Thomas Calescibetta

The only thing about Thomas Calescibetta you can be sure of is that you can never be sure.

The prosecution’s star witness in the case against Thomas Bianco, Calescibetta lied to the grand jury, then faced perjury charges. He testified at Bianco’s trial, only to recant his testimony years later, claiming it was coerced. And if you believe Mark Sweeting, Calescibetta told a much different version of the story in jail — a story that put the blame for Monson’s murder on Calescibetta himself.

Calescibetta was Bianco’s friend. They ran in at least some of the same circles, and Calescibetta’s brother Frank was best man in the wedding of John Bazarnik, another friend who claimed Bianco admitted his involvement in Monson’s death.

Calescibetta said he was at the North Forty bar in Lansing with Bianco and other friends in the summer of 1982:

“He told me he was with Julie Monson that night and he wanted to get laid,” Calescibetta told the jury. When his advances went awry, Bianco ran Monson down, “then he jumped on top of her and started stabbing her in the chest… He told me if I ever said anything, he’d deny saying it to me and I’d go to prison and he’d get off because he’d been in an institution.”

Bianco had been in an institution — a short stint at Hutchings Psychiatric Center. But before he checked in to the hospital for treatment, Bianco told others of his involvement.

Calescibetta was called to testify before the grand jury investigating the Monson murder, but after his testimony was accused of lying. His former girlfriend, Bonnie McGohan, told police Calescibetta admitted lying to the grand jury, telling her “If Tommy goes to prison, I’m going too.”

Calescibetta would only tell McGohan he lied about whether he knew Carol Hickey, a friend of Monson’s who was with her the night she disappeared.

Calescibetta was charged with perjury. His attorney, David Weinstein, offered a polygraph to prove Calescibetta told the grand jury all he knew. Calescibetta passed the test — described as a lengthy examination.
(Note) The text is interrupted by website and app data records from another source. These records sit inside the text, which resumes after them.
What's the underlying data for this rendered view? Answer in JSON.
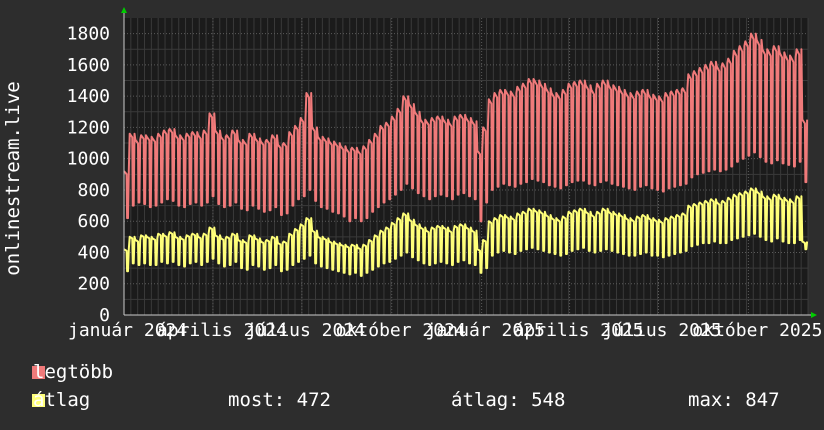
{
  "chart_data": {
    "type": "line",
    "ylabel": "onlinestream.live",
    "ylim": [
      0,
      1900
    ],
    "yticks": [
      0,
      200,
      400,
      600,
      800,
      1000,
      1200,
      1400,
      1600,
      1800
    ],
    "xlim": [
      0,
      700
    ],
    "xticks": [
      {
        "label": "január 2024",
        "x": 0
      },
      {
        "label": "április 2024",
        "x": 91
      },
      {
        "label": "július 2024",
        "x": 182
      },
      {
        "label": "október 2024",
        "x": 274
      },
      {
        "label": "január 2025",
        "x": 366
      },
      {
        "label": "április 2025",
        "x": 456
      },
      {
        "label": "július 2025",
        "x": 547
      },
      {
        "label": "október 2025",
        "x": 639
      }
    ],
    "grid": true,
    "series": [
      {
        "name": "legtöbb",
        "color": "#f07a7a",
        "values": [
          920,
          1160,
          1120,
          1150,
          1140,
          1130,
          1160,
          1180,
          1190,
          1150,
          1140,
          1160,
          1170,
          1150,
          1180,
          1290,
          1180,
          1140,
          1150,
          1180,
          1120,
          1110,
          1160,
          1130,
          1110,
          1120,
          1150,
          1090,
          1100,
          1170,
          1210,
          1260,
          1420,
          1200,
          1140,
          1130,
          1110,
          1100,
          1080,
          1060,
          1070,
          1050,
          1080,
          1120,
          1160,
          1210,
          1230,
          1270,
          1320,
          1400,
          1350,
          1300,
          1250,
          1240,
          1260,
          1270,
          1250,
          1230,
          1270,
          1280,
          1260,
          1240,
          1050,
          1200,
          1380,
          1420,
          1440,
          1430,
          1420,
          1460,
          1480,
          1510,
          1500,
          1480,
          1450,
          1420,
          1410,
          1440,
          1480,
          1490,
          1500,
          1470,
          1440,
          1480,
          1500,
          1470,
          1460,
          1440,
          1420,
          1410,
          1430,
          1440,
          1410,
          1400,
          1390,
          1420,
          1430,
          1440,
          1450,
          1540,
          1560,
          1580,
          1600,
          1620,
          1590,
          1610,
          1640,
          1690,
          1720,
          1750,
          1800,
          1760,
          1700,
          1690,
          1720,
          1680,
          1660,
          1650,
          1700,
          1250
        ],
        "dips": [
          620,
          700,
          720,
          710,
          690,
          700,
          720,
          740,
          730,
          700,
          690,
          710,
          720,
          700,
          720,
          760,
          710,
          690,
          700,
          720,
          680,
          670,
          700,
          680,
          660,
          670,
          690,
          640,
          650,
          700,
          740,
          760,
          800,
          730,
          690,
          680,
          660,
          650,
          630,
          600,
          620,
          600,
          620,
          660,
          690,
          720,
          740,
          770,
          800,
          840,
          810,
          780,
          760,
          740,
          760,
          770,
          760,
          740,
          770,
          780,
          760,
          740,
          600,
          720,
          800,
          820,
          840,
          830,
          820,
          840,
          850,
          870,
          860,
          850,
          830,
          820,
          810,
          830,
          850,
          860,
          860,
          840,
          830,
          850,
          860,
          840,
          830,
          820,
          810,
          800,
          820,
          830,
          810,
          800,
          790,
          810,
          820,
          830,
          840,
          880,
          900,
          910,
          920,
          930,
          920,
          930,
          950,
          980,
          1000,
          1020,
          1040,
          1010,
          980,
          970,
          990,
          970,
          960,
          950,
          980,
          850
        ]
      },
      {
        "name": "átlag",
        "color": "#ffff7a",
        "values": [
          420,
          500,
          480,
          510,
          500,
          490,
          520,
          510,
          530,
          500,
          490,
          510,
          520,
          500,
          520,
          560,
          510,
          490,
          500,
          520,
          480,
          470,
          510,
          490,
          470,
          480,
          500,
          460,
          470,
          520,
          550,
          580,
          620,
          540,
          500,
          490,
          470,
          460,
          450,
          440,
          450,
          430,
          450,
          480,
          510,
          540,
          560,
          590,
          620,
          650,
          610,
          580,
          560,
          540,
          560,
          570,
          560,
          540,
          570,
          580,
          560,
          540,
          420,
          480,
          600,
          620,
          640,
          630,
          620,
          650,
          660,
          680,
          670,
          660,
          640,
          620,
          610,
          630,
          660,
          670,
          680,
          660,
          640,
          660,
          680,
          660,
          650,
          640,
          620,
          610,
          630,
          640,
          620,
          610,
          600,
          620,
          630,
          640,
          650,
          700,
          710,
          720,
          730,
          740,
          720,
          730,
          750,
          770,
          780,
          790,
          810,
          790,
          760,
          750,
          770,
          750,
          740,
          730,
          760,
          470
        ],
        "dips": [
          280,
          330,
          320,
          330,
          320,
          320,
          340,
          330,
          340,
          320,
          310,
          330,
          340,
          320,
          340,
          360,
          330,
          310,
          320,
          340,
          300,
          290,
          320,
          310,
          290,
          300,
          320,
          280,
          290,
          320,
          340,
          360,
          380,
          330,
          310,
          300,
          290,
          280,
          270,
          260,
          270,
          250,
          270,
          290,
          310,
          330,
          340,
          360,
          380,
          400,
          370,
          350,
          330,
          320,
          330,
          340,
          330,
          320,
          340,
          350,
          330,
          320,
          270,
          300,
          380,
          400,
          410,
          400,
          390,
          410,
          420,
          430,
          420,
          410,
          400,
          390,
          380,
          390,
          410,
          420,
          430,
          410,
          400,
          410,
          420,
          410,
          400,
          390,
          380,
          380,
          390,
          400,
          380,
          380,
          370,
          380,
          390,
          400,
          410,
          440,
          450,
          460,
          460,
          470,
          460,
          460,
          480,
          490,
          500,
          510,
          520,
          500,
          480,
          470,
          490,
          470,
          460,
          460,
          480,
          420
        ]
      }
    ]
  },
  "legend": [
    {
      "label": "legtöbb",
      "color": "#f07a7a"
    },
    {
      "label": "átlag",
      "color": "#ffff7a"
    }
  ],
  "stats": {
    "most": "most: 472",
    "atlag": "átlag: 548",
    "max": "max: 847"
  }
}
The perjury charges were later dropped, and Calescibetta testified at the trial.

But following Bianco’s conviction, Calescibetta changed his story again, telling Bianco’s defense team his testimony had been coerced by then-District Attorney Paul Carbonaro and his own attorney, David Weinstein, who both told him he’d go to jail if he didn’t cooperate. Calescibetta again took a polygraph test. This time, the results were inconclusive.

The appeals court discounted Calescibetta’s recantation.

In appeals, Bianco’s lawyers continuously pointed out accusations that others were responsible for Monson’s death. It was 30 lines of withheld police reports that mentioned ex-con John Grossman that eventually won Bianco his release, but the defense also presented an affidavit that pointed the blame squarely at Calescibetta.

Mark Sweeting claimed Calescibetta — while in jail accused of lying to the grand jury — told him that indeed Bianco had been with Monson on the night of Sept. 26. But Bianco brought her to a party at county Judge Peter Corning’s Swift Street home. Three men, Calescibetta, James Vasile and Corning’s son John, took Monson to Vasile’s home, where they raped her in front of a video camera, Sweeting said. Monson later tried to escape the men by jumping from a moving car and broke her leg, according to the affidavit. Sweeting said Corning and Calescibetta chased her down and killed her.

Police have never named Calescibetta a suspect in the case..